Jesus had his Palm Sunday entry into Jerusalem in the week before Passover. Coming to Jerusalem at that time and in that manner was like taking over Super Bowl week. Everybody who was anybody was in Jerusalem for Passover. It must have been then that the Romans decided to take him out. He was getting too popular and powerful. That was a threat to the state. Crimes against the state carried one penalty: crucifixion.

The Romans are the bad guys here, not “The Jews.” Rome had its Jewish collaborators, who did the dirty work and whose history was further edited by Christians with an agenda. But they, the Romans, gave the order. Pontius Pilate was a butcher, not a decent man whose hand was forced by the clerics.

Jesus never had a thought of establishing a new religion to supplant Judaism. He was a good, loyal Jew who wanted to fix what had gone wrong. And his teachings are for everyone.

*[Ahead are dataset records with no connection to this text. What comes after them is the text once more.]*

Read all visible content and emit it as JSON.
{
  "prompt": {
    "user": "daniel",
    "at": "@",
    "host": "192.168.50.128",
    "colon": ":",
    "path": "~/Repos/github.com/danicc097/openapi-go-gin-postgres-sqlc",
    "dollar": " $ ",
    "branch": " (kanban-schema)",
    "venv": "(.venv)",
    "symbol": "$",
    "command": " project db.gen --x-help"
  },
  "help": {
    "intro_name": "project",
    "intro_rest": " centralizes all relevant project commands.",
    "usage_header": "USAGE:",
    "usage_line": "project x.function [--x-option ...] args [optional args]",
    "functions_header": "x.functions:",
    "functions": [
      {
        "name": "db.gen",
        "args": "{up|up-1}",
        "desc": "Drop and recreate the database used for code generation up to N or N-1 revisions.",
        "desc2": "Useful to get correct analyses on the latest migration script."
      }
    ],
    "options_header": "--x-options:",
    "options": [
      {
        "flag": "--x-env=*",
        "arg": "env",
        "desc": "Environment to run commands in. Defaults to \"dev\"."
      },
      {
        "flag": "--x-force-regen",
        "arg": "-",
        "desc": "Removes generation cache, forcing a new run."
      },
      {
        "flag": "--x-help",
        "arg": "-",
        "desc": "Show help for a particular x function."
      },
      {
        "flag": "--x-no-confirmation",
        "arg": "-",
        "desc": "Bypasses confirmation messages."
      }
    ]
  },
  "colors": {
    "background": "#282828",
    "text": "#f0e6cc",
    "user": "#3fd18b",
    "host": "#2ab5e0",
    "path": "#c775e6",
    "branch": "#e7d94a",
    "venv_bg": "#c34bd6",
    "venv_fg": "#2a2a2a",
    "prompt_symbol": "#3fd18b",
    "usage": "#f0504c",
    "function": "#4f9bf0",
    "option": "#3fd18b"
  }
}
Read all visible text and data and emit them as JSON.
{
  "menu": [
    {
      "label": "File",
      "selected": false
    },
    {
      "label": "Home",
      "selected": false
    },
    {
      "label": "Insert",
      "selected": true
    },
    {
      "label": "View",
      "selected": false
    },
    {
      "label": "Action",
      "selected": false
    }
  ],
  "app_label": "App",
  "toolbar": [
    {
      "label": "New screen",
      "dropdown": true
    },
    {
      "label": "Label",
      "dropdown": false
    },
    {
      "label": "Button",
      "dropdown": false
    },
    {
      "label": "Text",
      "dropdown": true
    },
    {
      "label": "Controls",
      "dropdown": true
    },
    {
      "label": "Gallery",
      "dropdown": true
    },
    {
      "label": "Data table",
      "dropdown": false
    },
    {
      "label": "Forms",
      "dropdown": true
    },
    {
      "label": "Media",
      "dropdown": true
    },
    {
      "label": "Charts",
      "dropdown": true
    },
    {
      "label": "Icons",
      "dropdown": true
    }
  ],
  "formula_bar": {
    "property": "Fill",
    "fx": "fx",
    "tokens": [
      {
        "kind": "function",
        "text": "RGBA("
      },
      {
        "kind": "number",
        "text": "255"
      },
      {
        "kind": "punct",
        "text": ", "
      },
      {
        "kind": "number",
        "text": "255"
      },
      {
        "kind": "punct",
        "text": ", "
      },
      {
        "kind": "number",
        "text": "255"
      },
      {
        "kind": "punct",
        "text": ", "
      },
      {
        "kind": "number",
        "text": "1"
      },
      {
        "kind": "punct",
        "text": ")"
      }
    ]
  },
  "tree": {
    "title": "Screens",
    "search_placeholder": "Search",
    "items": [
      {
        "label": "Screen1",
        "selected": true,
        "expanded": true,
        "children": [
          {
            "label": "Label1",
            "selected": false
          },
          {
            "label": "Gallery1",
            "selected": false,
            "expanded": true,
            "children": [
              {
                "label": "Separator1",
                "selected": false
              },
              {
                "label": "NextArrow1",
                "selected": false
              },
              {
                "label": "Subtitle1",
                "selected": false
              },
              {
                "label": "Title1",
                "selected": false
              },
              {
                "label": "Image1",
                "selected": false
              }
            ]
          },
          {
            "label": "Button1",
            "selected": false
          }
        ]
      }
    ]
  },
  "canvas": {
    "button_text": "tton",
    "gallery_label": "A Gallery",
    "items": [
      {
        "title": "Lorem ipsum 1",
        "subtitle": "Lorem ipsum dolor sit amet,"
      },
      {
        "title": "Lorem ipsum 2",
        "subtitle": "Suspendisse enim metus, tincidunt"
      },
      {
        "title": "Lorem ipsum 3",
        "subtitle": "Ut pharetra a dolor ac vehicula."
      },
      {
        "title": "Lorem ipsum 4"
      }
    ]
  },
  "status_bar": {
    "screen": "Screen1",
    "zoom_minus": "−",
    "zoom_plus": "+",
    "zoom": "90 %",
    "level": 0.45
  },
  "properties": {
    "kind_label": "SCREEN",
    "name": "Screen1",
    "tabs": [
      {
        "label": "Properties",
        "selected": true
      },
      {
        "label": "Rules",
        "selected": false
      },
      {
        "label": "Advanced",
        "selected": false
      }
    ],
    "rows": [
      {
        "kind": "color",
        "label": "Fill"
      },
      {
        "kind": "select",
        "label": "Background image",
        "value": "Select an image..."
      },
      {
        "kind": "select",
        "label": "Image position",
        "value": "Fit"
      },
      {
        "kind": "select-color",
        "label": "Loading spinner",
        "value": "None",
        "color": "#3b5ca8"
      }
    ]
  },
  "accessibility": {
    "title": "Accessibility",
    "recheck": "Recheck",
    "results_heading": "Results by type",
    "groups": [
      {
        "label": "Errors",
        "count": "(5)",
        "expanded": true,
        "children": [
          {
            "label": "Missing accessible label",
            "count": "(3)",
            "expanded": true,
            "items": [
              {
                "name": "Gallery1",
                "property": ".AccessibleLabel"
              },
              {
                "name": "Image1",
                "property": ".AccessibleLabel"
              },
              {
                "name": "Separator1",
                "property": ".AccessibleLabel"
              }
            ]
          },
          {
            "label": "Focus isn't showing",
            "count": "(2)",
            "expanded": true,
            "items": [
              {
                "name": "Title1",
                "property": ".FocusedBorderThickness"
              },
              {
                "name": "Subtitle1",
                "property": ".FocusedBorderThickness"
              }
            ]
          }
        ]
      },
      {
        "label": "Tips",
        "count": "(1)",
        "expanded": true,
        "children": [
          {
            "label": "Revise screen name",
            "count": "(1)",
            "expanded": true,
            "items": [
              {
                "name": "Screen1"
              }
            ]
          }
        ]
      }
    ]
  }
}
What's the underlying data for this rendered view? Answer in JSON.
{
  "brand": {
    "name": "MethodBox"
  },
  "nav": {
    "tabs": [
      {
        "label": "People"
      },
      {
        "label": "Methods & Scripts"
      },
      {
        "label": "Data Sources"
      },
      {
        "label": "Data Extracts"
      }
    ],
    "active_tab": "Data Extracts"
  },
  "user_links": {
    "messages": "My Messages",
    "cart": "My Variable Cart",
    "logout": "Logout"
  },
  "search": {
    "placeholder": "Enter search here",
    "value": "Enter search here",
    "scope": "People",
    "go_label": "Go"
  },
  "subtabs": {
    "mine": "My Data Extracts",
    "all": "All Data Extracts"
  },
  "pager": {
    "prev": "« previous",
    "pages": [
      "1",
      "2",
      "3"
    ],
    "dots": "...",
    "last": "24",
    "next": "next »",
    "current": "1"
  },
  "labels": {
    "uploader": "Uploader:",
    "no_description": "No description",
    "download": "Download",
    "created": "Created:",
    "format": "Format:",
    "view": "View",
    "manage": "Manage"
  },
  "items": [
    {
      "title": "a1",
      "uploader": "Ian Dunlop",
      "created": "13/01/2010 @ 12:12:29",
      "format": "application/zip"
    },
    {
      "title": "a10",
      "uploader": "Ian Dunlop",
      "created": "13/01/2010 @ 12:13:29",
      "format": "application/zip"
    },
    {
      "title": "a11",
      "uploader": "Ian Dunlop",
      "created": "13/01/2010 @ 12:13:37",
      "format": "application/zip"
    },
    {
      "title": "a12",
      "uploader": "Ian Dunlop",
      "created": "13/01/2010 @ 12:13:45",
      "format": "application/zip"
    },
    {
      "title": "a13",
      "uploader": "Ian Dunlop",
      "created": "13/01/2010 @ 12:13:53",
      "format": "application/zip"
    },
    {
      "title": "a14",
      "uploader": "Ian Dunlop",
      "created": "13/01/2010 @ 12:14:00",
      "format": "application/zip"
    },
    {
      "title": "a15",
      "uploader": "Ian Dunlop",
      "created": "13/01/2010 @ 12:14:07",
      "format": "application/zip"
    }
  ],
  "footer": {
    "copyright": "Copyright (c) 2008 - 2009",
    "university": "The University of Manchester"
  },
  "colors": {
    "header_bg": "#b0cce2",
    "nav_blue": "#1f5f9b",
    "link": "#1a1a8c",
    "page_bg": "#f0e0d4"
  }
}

Jesus’ preaching career may very well have begun at Migdal, where he met that wonderful redhead Mary Magdalen. But Jesus’ circumcision eight days after his birth marked his entry into the world that he would change forever.

It’s unfortunate indeed that the Feast of the Circumcision of Jesus is no longer a part of Catholics’ liturgical calendar. It’s an occasion that we, his followers, should celebrate with joy and with appreciation for all that he subsequently did for us and for everyone else. That was quite a bit, don’t you think?